This is an amusing submission. Sadly, it must be rejected until such time as you are able to provide more data to support your Kevin Bacon Theory because Official Entries must carry the authority of indisputable fact... or nearly so.
This is an interesting submission. Unfortunately, cynical readers might be inclined to say that Goblins don't really exist. Why not provide more evidence that they do or describe Goblins in folklore and literature instead?
This is an interesting concept. Unfortunately, this submission needs to be more thoroughly researched. Many people would say that fish work particularly hard when out of water... for a while, at least.
The web abounds with Murphy's laws. While many may be descriptive of life in a general sense, they quite fail to describe it in a manner that is useful to the Guide, which looks most favourably on submissions that are fairly detailed accounts of particular aspects of life on planet earth. The best of them are ones written from personal experience.
This is a clever thing to have produced but it is not the sort of thing that should be submitted as an Official Entry, which should be factual and fairly detailed descriptions of some aspect of life on earth.
This is an interesting beginning but you should include some more information... Or you could consider the suppression of this text to be a part of an international UFO cover-up.
This is an interesting submission. Unfortunately, it must be rejected as the Guide requires a really hardcore Official Entry on back flips, packed with useful information. Also, the statement that Paris was once 'filled with banana orchards' potentially conflicts with other Entries that say it wasn't.
Well, not literally... not an actual whelk.
Now where were we?
This short, incomplete and rather confused history of the birth of Sub-editing in the h2g2 editorial process is meant as a bit of fun, nothing more. If any of the rejection comments listed above refer to something you may have written and cared about, please don't be offended by the callousness and brutality of the rejection. Those were, after all, cruel and brutish times, when keyboards were made out of mud and anybody wearing a rabbit skin bikini could very easily be carried off by a Pterodactyl at any moment... honestly. Just look at what happened to Raquel Welch.
A word of special thanks, at least, is owed to these very nice people:
... and that extraordinary pioneering Researcher, Zach Garland, who may or may not have invented h2g2 Sub-editors, but definitely helped to set the course of Sub-editing evolution pretty much along the lines of something he almost certainly had in mind long before anybody else.

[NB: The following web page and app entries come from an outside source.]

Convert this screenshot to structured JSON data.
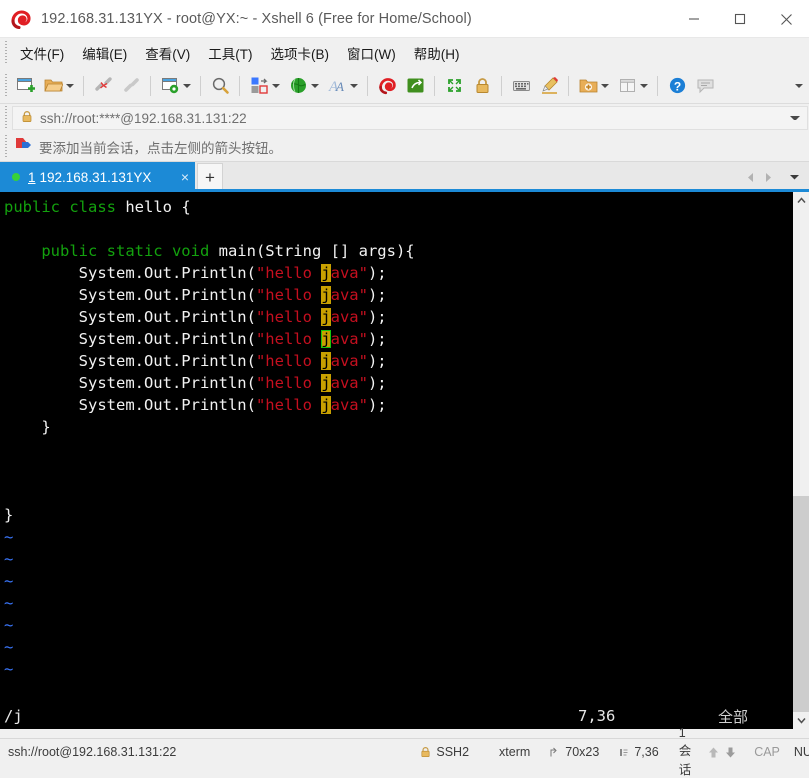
{
  "window": {
    "title": "192.168.31.131YX - root@YX:~ - Xshell 6 (Free for Home/School)",
    "logo_name": "xshell-logo-icon",
    "minimize_label": "–",
    "maximize_label": "□",
    "close_label": "✕"
  },
  "menu": {
    "items": [
      {
        "label": "文件(F)",
        "name": "menu-file"
      },
      {
        "label": "编辑(E)",
        "name": "menu-edit"
      },
      {
        "label": "查看(V)",
        "name": "menu-view"
      },
      {
        "label": "工具(T)",
        "name": "menu-tools"
      },
      {
        "label": "选项卡(B)",
        "name": "menu-tabs"
      },
      {
        "label": "窗口(W)",
        "name": "menu-window"
      },
      {
        "label": "帮助(H)",
        "name": "menu-help"
      }
    ]
  },
  "toolbar": {
    "icons": [
      "new-session-icon",
      "open-folder-icon",
      "disconnect-icon",
      "reconnect-icon",
      "session-properties-icon",
      "find-icon",
      "transfer-file-icon",
      "globe-icon",
      "font-icon",
      "xshell-icon",
      "xftp-icon",
      "fullscreen-icon",
      "lock-icon",
      "keyboard-icon",
      "highlight-icon",
      "add-folder-icon",
      "layout-icon",
      "help-icon",
      "comment-icon"
    ],
    "overflow_name": "toolbar-overflow-icon"
  },
  "address": {
    "value": "ssh://root:****@192.168.31.131:22",
    "lock_icon": "lock-icon",
    "dropdown_icon": "chevron-down-icon"
  },
  "notification": {
    "icon": "add-session-arrow-icon",
    "text": "要添加当前会话，点击左侧的箭头按钮。"
  },
  "tabs": {
    "active": {
      "number": "1",
      "label": "192.168.31.131YX",
      "status_dot_color": "#37d13a",
      "close_label": "×"
    },
    "new_tab_label": "+",
    "prev_icon": "chevron-left-icon",
    "next_icon": "chevron-right-icon",
    "list_icon": "chevron-down-icon"
  },
  "terminal": {
    "lines": [
      [
        {
          "t": "public class ",
          "c": "g"
        },
        {
          "t": "hello {",
          "c": "w"
        }
      ],
      [
        {
          "t": "",
          "c": "w"
        }
      ],
      [
        {
          "t": "    public static void ",
          "c": "g"
        },
        {
          "t": "main(String [] args){",
          "c": "w"
        }
      ],
      [
        {
          "t": "        System.Out.Println(",
          "c": "w"
        },
        {
          "t": "\"hello ",
          "c": "r"
        },
        {
          "t": "j",
          "c": "hl"
        },
        {
          "t": "ava\"",
          "c": "r"
        },
        {
          "t": ");",
          "c": "w"
        }
      ],
      [
        {
          "t": "        System.Out.Println(",
          "c": "w"
        },
        {
          "t": "\"hello ",
          "c": "r"
        },
        {
          "t": "j",
          "c": "hl"
        },
        {
          "t": "ava\"",
          "c": "r"
        },
        {
          "t": ");",
          "c": "w"
        }
      ],
      [
        {
          "t": "        System.Out.Println(",
          "c": "w"
        },
        {
          "t": "\"hello ",
          "c": "r"
        },
        {
          "t": "j",
          "c": "hl"
        },
        {
          "t": "ava\"",
          "c": "r"
        },
        {
          "t": ");",
          "c": "w"
        }
      ],
      [
        {
          "t": "        System.Out.Println(",
          "c": "w"
        },
        {
          "t": "\"hello ",
          "c": "r"
        },
        {
          "t": "j",
          "c": "hl-cur"
        },
        {
          "t": "ava\"",
          "c": "r"
        },
        {
          "t": ");",
          "c": "w"
        }
      ],
      [
        {
          "t": "        System.Out.Println(",
          "c": "w"
        },
        {
          "t": "\"hello ",
          "c": "r"
        },
        {
          "t": "j",
          "c": "hl"
        },
        {
          "t": "ava\"",
          "c": "r"
        },
        {
          "t": ");",
          "c": "w"
        }
      ],
      [
        {
          "t": "        System.Out.Println(",
          "c": "w"
        },
        {
          "t": "\"hello ",
          "c": "r"
        },
        {
          "t": "j",
          "c": "hl"
        },
        {
          "t": "ava\"",
          "c": "r"
        },
        {
          "t": ");",
          "c": "w"
        }
      ],
      [
        {
          "t": "        System.Out.Println(",
          "c": "w"
        },
        {
          "t": "\"hello ",
          "c": "r"
        },
        {
          "t": "j",
          "c": "hl"
        },
        {
          "t": "ava\"",
          "c": "r"
        },
        {
          "t": ");",
          "c": "w"
        }
      ],
      [
        {
          "t": "    }",
          "c": "w"
        }
      ],
      [
        {
          "t": "",
          "c": "w"
        }
      ],
      [
        {
          "t": "",
          "c": "w"
        }
      ],
      [
        {
          "t": "",
          "c": "w"
        }
      ],
      [
        {
          "t": "}",
          "c": "w"
        }
      ],
      [
        {
          "t": "~",
          "c": "b"
        }
      ],
      [
        {
          "t": "~",
          "c": "b"
        }
      ],
      [
        {
          "t": "~",
          "c": "b"
        }
      ],
      [
        {
          "t": "~",
          "c": "b"
        }
      ],
      [
        {
          "t": "~",
          "c": "b"
        }
      ],
      [
        {
          "t": "~",
          "c": "b"
        }
      ],
      [
        {
          "t": "~",
          "c": "b"
        }
      ]
    ],
    "status": {
      "command": "/j",
      "position": "7,36",
      "scroll_state": "全部"
    }
  },
  "statusbar": {
    "connection": "ssh://root@192.168.31.131:22",
    "security_icon": "lock-icon",
    "security": "SSH2",
    "term_type": "xterm",
    "size_icon": "resize-icon",
    "size": "70x23",
    "cursor_icon": "cursor-icon",
    "cursor": "7,36",
    "sessions": "1 会话",
    "up_icon": "arrow-up-icon",
    "down_icon": "arrow-down-icon",
    "cap": "CAP",
    "num": "NUM",
    "grip_icon": "resize-grip-icon"
  },
  "colors": {
    "accent": "#1c8ad6",
    "terminal_bg": "#000000",
    "keyword_green": "#13a10e",
    "string_red": "#c50f1f",
    "tilde_blue": "#3b78ff",
    "highlight_yellow": "#c8a000",
    "cursor_outline": "#16c60c"
  }
}
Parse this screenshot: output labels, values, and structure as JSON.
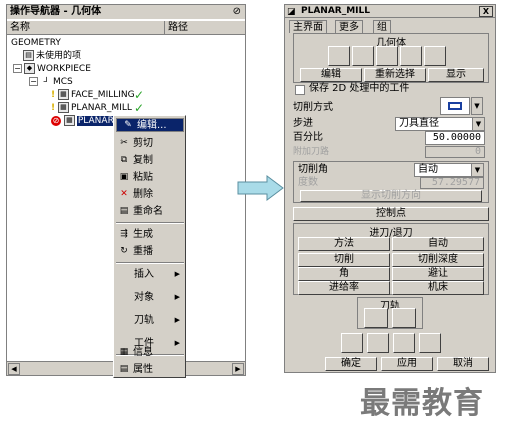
{
  "navigator": {
    "title": "操作导航器 - 几何体",
    "columns": [
      "名称",
      "路径"
    ],
    "tree": {
      "root": "GEOMETRY",
      "unused": "未使用的项",
      "workpiece": "WORKPIECE",
      "mcs": "MCS",
      "op1": "FACE_MILLING",
      "op2": "PLANAR_MILL",
      "op3": "PLANAR_"
    }
  },
  "context_menu": {
    "items": [
      {
        "label": "编辑...",
        "icon": "edit-icon"
      },
      {
        "label": "剪切",
        "icon": "cut-icon"
      },
      {
        "label": "复制",
        "icon": "copy-icon"
      },
      {
        "label": "粘贴",
        "icon": "paste-icon"
      },
      {
        "label": "删除",
        "icon": "delete-icon"
      },
      {
        "label": "重命名",
        "icon": "rename-icon"
      },
      {
        "label": "生成",
        "icon": "generate-icon"
      },
      {
        "label": "重播",
        "icon": "replay-icon"
      },
      {
        "label": "插入",
        "icon": ""
      },
      {
        "label": "对象",
        "icon": ""
      },
      {
        "label": "刀轨",
        "icon": ""
      },
      {
        "label": "工件",
        "icon": ""
      },
      {
        "label": "信息",
        "icon": "info-icon"
      },
      {
        "label": "属性",
        "icon": "properties-icon"
      }
    ]
  },
  "dialog": {
    "title": "PLANAR_MILL",
    "close": "X",
    "tabs": [
      "主界面",
      "更多",
      "组"
    ],
    "geometry_label": "几何体",
    "geom_buttons": {
      "edit": "编辑",
      "reselect": "重新选择",
      "display": "显示"
    },
    "keep_2d": "保存 2D 处理中的工件",
    "cut_method_label": "切削方式",
    "stepover_label": "步进",
    "stepover_value": "刀具直径",
    "percent_label": "百分比",
    "percent_value": "50.00000",
    "extra_passes_label": "附加刀路",
    "extra_passes_value": "0",
    "cut_angle_label": "切削角",
    "cut_angle_value": "自动",
    "degrees_label": "度数",
    "degrees_value": "57.29577",
    "show_cut_dir": "显示切削方向",
    "control_points": "控制点",
    "engage_retract": "进刀/退刀",
    "method": "方法",
    "auto": "自动",
    "cutting": "切削",
    "cut_depth": "切削深度",
    "corner": "角",
    "avoidance": "避让",
    "feedrates": "进给率",
    "machine": "机床",
    "toolpath_label": "刀轨",
    "ok": "确定",
    "apply": "应用",
    "cancel": "取消"
  },
  "watermark": "最需教育",
  "colors": {
    "selection": "#0a246a",
    "check": "#2aa42a",
    "arrow": "#a9dbe8"
  }
}
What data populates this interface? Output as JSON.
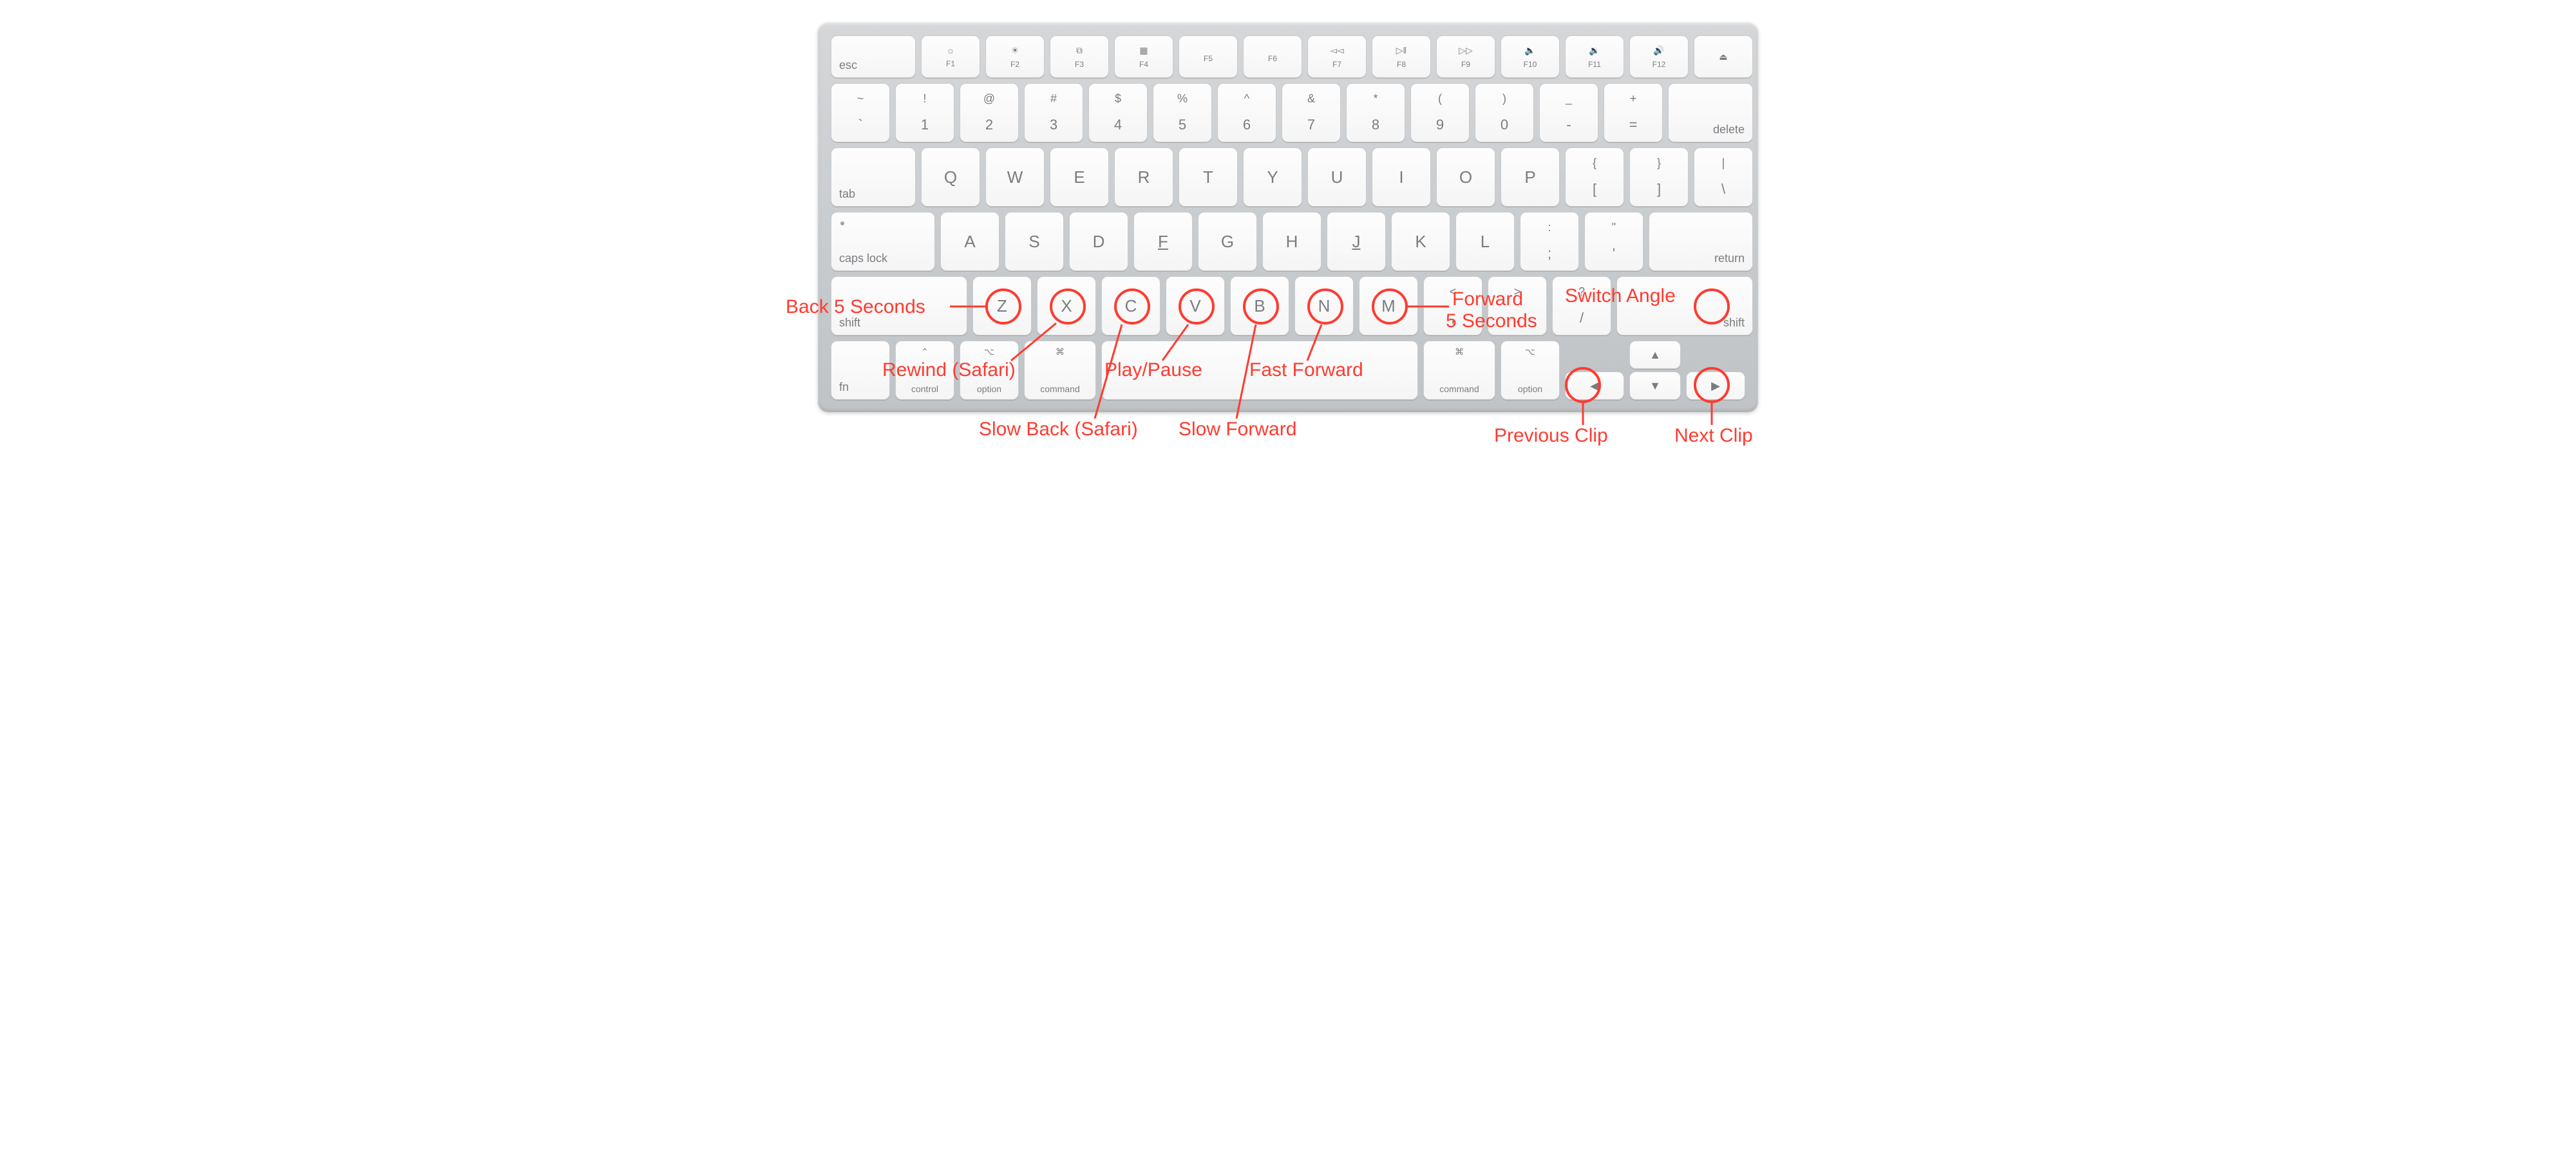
{
  "keyboard": {
    "fn_row": {
      "esc": "esc",
      "keys": [
        {
          "sym": "☼",
          "lab": "F1"
        },
        {
          "sym": "☀",
          "lab": "F2"
        },
        {
          "sym": "⧉",
          "lab": "F3"
        },
        {
          "sym": "▦",
          "lab": "F4"
        },
        {
          "sym": "",
          "lab": "F5"
        },
        {
          "sym": "",
          "lab": "F6"
        },
        {
          "sym": "◅◅",
          "lab": "F7"
        },
        {
          "sym": "▷‖",
          "lab": "F8"
        },
        {
          "sym": "▷▷",
          "lab": "F9"
        },
        {
          "sym": "🔈",
          "lab": "F10"
        },
        {
          "sym": "🔉",
          "lab": "F11"
        },
        {
          "sym": "🔊",
          "lab": "F12"
        }
      ],
      "eject": "⏏"
    },
    "num_row": {
      "keys": [
        {
          "t": "~",
          "b": "`"
        },
        {
          "t": "!",
          "b": "1"
        },
        {
          "t": "@",
          "b": "2"
        },
        {
          "t": "#",
          "b": "3"
        },
        {
          "t": "$",
          "b": "4"
        },
        {
          "t": "%",
          "b": "5"
        },
        {
          "t": "^",
          "b": "6"
        },
        {
          "t": "&",
          "b": "7"
        },
        {
          "t": "*",
          "b": "8"
        },
        {
          "t": "(",
          "b": "9"
        },
        {
          "t": ")",
          "b": "0"
        },
        {
          "t": "_",
          "b": "-"
        },
        {
          "t": "+",
          "b": "="
        }
      ],
      "delete": "delete"
    },
    "qwerty_row": {
      "tab": "tab",
      "keys": [
        "Q",
        "W",
        "E",
        "R",
        "T",
        "Y",
        "U",
        "I",
        "O",
        "P"
      ],
      "br1": {
        "t": "{",
        "b": "["
      },
      "br2": {
        "t": "}",
        "b": "]"
      },
      "bs": {
        "t": "|",
        "b": "\\"
      }
    },
    "home_row": {
      "caps": "caps lock",
      "keys": [
        "A",
        "S",
        "D",
        "F",
        "G",
        "H",
        "J",
        "K",
        "L"
      ],
      "sc": {
        "t": ":",
        "b": ";"
      },
      "qt": {
        "t": "\"",
        "b": "'"
      },
      "return": "return"
    },
    "shift_row": {
      "lshift": "shift",
      "keys": [
        "Z",
        "X",
        "C",
        "V",
        "B",
        "N",
        "M"
      ],
      "cm": {
        "t": "<",
        "b": ","
      },
      "pd": {
        "t": ">",
        "b": "."
      },
      "sl": {
        "t": "?",
        "b": "/"
      },
      "rshift": "shift"
    },
    "bottom_row": {
      "fn": "fn",
      "ctrl": "control",
      "lopt": "option",
      "lcmd": "command",
      "rcmd": "command",
      "ropt": "option",
      "cmd_sym": "⌘",
      "opt_sym": "⌥",
      "ctrl_sym": "⌃",
      "arrows": {
        "left": "◀",
        "up": "▲",
        "down": "▼",
        "right": "▶"
      }
    }
  },
  "annotations": {
    "back5": "Back 5 Seconds",
    "rewind": "Rewind (Safari)",
    "slowbk": "Slow Back (Safari)",
    "play": "Play/Pause",
    "slowfw": "Slow Forward",
    "fastfw": "Fast Forward",
    "fwd5a": "Forward",
    "fwd5b": "5 Seconds",
    "switch": "Switch Angle",
    "prev": "Previous Clip",
    "next": "Next Clip"
  }
}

... and probably to several others who, possibly for reasons of their own or perhaps for other reasons, may or may not prefer the mouldy obscurity to which they have been consigned by this Entry to being made a part of this brief, incomplete and possibly allegorical history. Thanks anyway, whoever you are.